What to produce.
The answer must be every line of the records in which the string "Preview" appears.

App and web page records

· · ·

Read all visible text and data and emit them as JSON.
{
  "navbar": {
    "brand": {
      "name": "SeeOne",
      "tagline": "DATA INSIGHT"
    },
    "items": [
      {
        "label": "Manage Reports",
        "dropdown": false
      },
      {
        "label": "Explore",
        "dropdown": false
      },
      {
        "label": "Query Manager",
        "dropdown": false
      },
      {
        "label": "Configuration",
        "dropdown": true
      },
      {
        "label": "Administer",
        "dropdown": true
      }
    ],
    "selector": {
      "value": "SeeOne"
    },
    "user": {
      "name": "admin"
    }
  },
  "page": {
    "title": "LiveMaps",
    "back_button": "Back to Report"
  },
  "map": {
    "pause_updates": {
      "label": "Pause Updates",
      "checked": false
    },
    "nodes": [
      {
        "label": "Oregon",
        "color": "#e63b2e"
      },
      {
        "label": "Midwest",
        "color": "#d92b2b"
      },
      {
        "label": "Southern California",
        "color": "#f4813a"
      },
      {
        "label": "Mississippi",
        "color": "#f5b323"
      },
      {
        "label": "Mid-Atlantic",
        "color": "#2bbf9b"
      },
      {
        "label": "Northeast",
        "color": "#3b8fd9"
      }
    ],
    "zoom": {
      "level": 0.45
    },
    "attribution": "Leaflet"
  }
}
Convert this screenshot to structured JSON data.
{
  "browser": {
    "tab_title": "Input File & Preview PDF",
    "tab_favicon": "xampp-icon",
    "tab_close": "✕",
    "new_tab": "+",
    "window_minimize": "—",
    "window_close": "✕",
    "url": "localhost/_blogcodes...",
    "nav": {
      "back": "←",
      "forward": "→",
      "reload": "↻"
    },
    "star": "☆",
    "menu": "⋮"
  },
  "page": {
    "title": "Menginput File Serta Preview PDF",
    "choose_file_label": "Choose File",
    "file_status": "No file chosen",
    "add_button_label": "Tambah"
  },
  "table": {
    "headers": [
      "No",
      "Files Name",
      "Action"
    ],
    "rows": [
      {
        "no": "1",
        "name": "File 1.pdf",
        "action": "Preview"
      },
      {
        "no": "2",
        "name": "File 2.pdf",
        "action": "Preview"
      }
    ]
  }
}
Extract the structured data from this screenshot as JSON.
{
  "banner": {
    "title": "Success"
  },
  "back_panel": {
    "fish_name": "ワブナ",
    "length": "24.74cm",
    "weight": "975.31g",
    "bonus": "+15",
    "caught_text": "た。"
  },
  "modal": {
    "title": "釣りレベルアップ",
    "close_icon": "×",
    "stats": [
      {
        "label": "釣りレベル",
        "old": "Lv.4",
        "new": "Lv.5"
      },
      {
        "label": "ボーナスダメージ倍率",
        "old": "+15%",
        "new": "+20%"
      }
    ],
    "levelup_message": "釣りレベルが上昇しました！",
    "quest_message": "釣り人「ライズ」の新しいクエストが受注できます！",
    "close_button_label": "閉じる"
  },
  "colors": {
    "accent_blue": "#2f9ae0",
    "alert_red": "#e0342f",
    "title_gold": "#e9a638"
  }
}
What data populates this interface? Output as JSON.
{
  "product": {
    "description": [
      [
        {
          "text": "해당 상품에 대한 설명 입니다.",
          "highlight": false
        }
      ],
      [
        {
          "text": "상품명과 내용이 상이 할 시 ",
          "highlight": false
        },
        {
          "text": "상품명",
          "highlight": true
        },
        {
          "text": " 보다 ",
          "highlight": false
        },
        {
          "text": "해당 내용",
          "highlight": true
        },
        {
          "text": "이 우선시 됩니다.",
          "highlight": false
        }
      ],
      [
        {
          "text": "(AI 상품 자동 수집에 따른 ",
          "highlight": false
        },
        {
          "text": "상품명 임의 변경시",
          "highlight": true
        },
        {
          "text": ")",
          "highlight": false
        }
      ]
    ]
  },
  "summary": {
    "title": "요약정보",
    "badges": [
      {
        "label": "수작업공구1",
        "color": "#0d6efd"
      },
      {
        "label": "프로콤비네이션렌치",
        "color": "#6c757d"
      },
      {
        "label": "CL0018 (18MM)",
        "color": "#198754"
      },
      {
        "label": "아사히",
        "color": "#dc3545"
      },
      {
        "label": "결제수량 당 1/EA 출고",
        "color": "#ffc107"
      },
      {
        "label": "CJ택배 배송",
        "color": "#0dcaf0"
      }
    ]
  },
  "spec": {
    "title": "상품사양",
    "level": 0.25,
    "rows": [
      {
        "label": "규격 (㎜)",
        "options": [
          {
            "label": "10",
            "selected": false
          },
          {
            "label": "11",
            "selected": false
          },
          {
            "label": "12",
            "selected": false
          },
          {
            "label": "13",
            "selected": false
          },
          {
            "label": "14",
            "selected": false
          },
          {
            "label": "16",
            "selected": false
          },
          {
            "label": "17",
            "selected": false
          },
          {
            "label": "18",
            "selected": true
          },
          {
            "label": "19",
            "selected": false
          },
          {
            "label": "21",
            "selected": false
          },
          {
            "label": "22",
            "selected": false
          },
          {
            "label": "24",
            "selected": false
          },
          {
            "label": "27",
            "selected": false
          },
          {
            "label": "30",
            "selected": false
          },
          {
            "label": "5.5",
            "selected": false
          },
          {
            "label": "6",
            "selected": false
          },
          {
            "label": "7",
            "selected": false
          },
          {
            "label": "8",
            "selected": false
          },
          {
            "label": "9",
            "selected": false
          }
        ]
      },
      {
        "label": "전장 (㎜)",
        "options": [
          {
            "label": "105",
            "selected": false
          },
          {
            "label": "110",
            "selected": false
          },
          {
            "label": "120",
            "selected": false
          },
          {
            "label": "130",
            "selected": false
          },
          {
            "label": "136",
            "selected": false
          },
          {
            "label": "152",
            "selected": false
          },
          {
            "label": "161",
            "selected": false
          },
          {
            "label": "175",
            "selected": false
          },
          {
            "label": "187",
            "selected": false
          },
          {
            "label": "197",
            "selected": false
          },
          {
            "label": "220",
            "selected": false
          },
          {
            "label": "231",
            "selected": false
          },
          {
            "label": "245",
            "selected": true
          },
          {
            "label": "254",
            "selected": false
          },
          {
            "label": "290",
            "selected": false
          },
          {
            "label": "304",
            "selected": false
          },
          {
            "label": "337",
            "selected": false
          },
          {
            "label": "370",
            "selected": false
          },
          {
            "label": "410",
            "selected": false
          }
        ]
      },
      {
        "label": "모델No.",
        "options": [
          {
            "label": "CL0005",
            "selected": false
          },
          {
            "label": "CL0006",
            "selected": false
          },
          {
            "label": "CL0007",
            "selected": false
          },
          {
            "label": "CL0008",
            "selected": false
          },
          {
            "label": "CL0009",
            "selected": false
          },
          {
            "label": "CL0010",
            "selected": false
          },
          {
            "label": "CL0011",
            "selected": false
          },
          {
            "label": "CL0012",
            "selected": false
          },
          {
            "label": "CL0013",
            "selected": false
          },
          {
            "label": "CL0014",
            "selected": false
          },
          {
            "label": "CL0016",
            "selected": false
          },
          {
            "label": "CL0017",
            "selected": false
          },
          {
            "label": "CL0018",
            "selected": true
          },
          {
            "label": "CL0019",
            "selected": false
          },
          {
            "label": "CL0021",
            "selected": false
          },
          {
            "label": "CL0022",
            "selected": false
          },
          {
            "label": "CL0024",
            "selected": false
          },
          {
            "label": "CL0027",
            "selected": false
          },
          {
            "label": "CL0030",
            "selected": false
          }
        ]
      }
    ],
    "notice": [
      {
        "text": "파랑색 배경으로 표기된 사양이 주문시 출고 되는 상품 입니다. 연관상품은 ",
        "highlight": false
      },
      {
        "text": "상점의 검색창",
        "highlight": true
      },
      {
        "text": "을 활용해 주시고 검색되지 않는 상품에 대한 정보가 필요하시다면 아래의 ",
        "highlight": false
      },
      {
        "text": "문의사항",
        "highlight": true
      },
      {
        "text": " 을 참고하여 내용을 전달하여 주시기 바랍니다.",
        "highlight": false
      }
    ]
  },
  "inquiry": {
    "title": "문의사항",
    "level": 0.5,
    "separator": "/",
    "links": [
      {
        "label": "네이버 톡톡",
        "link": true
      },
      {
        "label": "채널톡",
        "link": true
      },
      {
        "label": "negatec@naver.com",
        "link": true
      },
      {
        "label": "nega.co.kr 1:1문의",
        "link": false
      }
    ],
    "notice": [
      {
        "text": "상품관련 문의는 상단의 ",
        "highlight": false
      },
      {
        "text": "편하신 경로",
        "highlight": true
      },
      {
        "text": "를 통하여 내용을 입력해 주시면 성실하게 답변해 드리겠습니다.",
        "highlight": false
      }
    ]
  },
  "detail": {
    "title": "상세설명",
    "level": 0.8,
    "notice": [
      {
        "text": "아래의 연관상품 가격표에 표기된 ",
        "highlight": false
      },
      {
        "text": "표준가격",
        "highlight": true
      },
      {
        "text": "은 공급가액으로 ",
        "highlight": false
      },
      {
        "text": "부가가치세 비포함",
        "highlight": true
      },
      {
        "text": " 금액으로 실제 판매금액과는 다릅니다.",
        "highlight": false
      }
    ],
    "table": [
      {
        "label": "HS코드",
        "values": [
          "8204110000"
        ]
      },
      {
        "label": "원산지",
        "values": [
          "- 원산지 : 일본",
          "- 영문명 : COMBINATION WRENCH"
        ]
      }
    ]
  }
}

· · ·

Answer for the task.
    "tab_title": "Input File & Preview PDF",
    "title": "Menginput File Serta Preview PDF",
        "action": "Preview"
        "action": "Preview"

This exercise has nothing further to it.